Content starts

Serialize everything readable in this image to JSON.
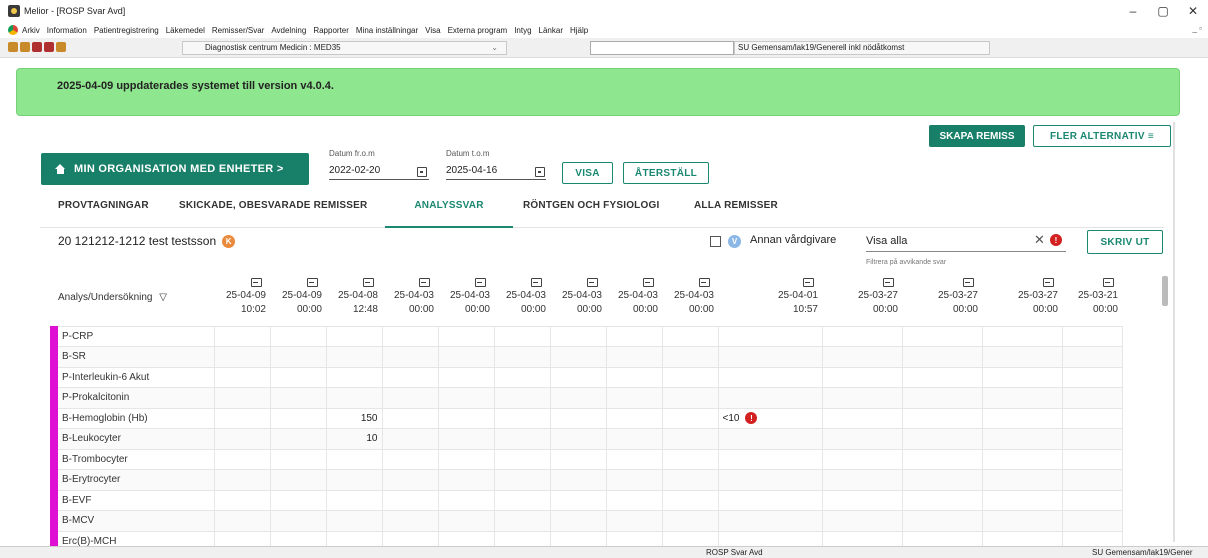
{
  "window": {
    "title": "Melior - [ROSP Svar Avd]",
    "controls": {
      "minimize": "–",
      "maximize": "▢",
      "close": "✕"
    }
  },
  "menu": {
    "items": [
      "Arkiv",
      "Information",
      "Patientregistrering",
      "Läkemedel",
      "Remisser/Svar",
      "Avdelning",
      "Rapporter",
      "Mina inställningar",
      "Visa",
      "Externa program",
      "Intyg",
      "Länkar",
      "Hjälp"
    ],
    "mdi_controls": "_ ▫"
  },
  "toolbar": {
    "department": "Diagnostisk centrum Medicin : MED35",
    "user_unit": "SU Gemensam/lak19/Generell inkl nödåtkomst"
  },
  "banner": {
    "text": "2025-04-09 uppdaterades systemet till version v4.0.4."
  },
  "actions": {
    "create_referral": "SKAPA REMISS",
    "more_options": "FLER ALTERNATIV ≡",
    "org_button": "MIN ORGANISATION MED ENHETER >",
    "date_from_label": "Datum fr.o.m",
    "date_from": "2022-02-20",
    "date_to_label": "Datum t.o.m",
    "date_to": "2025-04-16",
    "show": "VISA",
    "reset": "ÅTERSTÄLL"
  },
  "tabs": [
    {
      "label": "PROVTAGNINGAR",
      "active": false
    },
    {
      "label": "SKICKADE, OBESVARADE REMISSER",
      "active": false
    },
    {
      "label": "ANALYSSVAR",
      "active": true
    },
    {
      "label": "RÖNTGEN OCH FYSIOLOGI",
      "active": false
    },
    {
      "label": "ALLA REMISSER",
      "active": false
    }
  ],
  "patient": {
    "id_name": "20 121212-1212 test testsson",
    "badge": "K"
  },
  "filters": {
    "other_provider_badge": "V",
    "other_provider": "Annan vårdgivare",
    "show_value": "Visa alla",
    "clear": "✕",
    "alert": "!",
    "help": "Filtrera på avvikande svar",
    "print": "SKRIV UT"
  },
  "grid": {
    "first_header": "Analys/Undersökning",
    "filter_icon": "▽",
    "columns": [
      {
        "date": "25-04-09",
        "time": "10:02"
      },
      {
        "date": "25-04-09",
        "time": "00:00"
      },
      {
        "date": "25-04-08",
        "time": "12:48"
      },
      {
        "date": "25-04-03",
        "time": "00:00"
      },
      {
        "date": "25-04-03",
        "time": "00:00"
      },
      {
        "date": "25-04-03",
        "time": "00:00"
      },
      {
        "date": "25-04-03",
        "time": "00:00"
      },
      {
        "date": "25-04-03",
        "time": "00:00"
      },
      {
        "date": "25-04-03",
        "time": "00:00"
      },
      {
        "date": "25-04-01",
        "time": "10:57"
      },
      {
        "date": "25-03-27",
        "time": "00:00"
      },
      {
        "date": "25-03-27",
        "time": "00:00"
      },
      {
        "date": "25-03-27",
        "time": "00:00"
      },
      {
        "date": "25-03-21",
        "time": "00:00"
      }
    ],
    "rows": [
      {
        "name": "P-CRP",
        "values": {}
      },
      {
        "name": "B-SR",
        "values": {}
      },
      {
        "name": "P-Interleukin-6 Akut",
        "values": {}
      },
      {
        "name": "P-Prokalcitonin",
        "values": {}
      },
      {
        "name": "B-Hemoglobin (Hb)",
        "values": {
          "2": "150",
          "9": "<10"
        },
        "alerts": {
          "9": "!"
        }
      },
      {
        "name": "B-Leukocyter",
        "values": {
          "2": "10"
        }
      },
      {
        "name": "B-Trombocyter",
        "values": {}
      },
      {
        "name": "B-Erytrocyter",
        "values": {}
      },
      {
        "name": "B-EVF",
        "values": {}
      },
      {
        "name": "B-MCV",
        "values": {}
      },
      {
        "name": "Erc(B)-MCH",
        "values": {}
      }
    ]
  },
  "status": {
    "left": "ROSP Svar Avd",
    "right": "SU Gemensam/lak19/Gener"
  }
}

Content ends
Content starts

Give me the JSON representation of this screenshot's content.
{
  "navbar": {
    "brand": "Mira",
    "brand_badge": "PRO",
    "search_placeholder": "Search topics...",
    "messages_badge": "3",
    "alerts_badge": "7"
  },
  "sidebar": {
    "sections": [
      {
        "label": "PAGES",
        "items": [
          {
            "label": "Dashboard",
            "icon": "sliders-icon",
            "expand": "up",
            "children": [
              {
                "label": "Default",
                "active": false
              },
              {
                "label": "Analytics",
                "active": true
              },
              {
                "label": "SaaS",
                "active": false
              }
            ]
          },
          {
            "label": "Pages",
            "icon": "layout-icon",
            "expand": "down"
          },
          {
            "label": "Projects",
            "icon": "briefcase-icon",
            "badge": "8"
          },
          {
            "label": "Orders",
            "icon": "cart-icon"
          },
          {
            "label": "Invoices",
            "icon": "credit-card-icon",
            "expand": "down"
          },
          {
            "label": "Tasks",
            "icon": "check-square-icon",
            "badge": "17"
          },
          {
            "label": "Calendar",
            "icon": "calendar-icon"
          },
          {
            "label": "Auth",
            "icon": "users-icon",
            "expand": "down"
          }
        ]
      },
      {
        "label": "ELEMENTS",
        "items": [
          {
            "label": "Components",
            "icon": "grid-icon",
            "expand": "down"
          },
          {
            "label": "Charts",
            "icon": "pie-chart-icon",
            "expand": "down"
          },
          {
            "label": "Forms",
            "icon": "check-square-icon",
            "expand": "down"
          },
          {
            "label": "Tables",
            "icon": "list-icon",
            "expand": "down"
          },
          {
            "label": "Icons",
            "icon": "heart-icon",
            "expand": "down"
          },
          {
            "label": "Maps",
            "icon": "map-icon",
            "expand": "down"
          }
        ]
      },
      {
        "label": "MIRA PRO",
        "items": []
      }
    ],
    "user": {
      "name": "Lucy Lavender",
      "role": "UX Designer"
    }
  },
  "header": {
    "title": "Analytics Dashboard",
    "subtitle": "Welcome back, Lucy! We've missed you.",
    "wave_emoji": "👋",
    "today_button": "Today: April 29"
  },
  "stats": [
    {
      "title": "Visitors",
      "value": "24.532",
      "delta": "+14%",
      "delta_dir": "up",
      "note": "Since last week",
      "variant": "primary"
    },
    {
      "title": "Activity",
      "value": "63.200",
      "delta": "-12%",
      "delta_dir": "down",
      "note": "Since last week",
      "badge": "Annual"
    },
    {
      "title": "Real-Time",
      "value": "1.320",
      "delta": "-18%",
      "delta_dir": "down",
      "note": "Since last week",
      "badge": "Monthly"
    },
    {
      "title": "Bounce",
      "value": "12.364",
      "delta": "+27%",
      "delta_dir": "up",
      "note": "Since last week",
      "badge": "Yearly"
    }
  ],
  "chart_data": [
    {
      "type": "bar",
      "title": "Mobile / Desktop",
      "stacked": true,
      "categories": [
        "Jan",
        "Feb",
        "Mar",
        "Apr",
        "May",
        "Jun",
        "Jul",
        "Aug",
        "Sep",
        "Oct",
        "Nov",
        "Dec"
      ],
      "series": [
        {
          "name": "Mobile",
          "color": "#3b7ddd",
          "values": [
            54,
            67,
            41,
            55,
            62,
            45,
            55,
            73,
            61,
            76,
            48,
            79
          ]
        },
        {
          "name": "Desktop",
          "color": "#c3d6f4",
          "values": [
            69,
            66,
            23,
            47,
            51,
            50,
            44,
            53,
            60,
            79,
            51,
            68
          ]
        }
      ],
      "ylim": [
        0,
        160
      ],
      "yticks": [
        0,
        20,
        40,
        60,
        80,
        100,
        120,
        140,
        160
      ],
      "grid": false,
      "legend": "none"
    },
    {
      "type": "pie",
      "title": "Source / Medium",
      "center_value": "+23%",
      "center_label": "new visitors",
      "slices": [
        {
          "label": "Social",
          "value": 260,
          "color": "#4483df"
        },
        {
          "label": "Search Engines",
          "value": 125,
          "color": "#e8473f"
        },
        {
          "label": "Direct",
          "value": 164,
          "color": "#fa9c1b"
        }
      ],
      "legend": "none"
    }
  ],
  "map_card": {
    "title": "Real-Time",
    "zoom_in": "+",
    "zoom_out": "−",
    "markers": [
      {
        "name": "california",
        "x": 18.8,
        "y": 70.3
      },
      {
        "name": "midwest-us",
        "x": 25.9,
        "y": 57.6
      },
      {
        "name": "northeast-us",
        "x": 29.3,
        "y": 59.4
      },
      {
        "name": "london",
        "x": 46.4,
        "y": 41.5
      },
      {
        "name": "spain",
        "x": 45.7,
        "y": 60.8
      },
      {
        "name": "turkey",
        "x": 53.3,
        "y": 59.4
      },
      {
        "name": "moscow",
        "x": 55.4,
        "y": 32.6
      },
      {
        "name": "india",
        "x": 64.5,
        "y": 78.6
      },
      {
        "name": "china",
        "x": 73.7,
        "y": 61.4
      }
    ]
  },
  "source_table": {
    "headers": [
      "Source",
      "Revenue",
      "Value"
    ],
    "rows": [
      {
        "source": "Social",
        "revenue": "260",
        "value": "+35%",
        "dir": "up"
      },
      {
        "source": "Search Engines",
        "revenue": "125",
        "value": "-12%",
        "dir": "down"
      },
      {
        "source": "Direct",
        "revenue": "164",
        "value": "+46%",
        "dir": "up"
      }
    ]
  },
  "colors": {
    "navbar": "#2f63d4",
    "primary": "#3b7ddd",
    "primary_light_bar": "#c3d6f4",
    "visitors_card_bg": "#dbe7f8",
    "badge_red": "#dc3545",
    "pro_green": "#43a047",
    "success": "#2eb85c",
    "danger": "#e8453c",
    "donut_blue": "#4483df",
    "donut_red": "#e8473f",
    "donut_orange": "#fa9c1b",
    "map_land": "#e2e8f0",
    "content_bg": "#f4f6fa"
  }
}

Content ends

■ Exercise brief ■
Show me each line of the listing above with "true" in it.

■ Solution ■
      "active": true
                "active": true
      "stacked": true,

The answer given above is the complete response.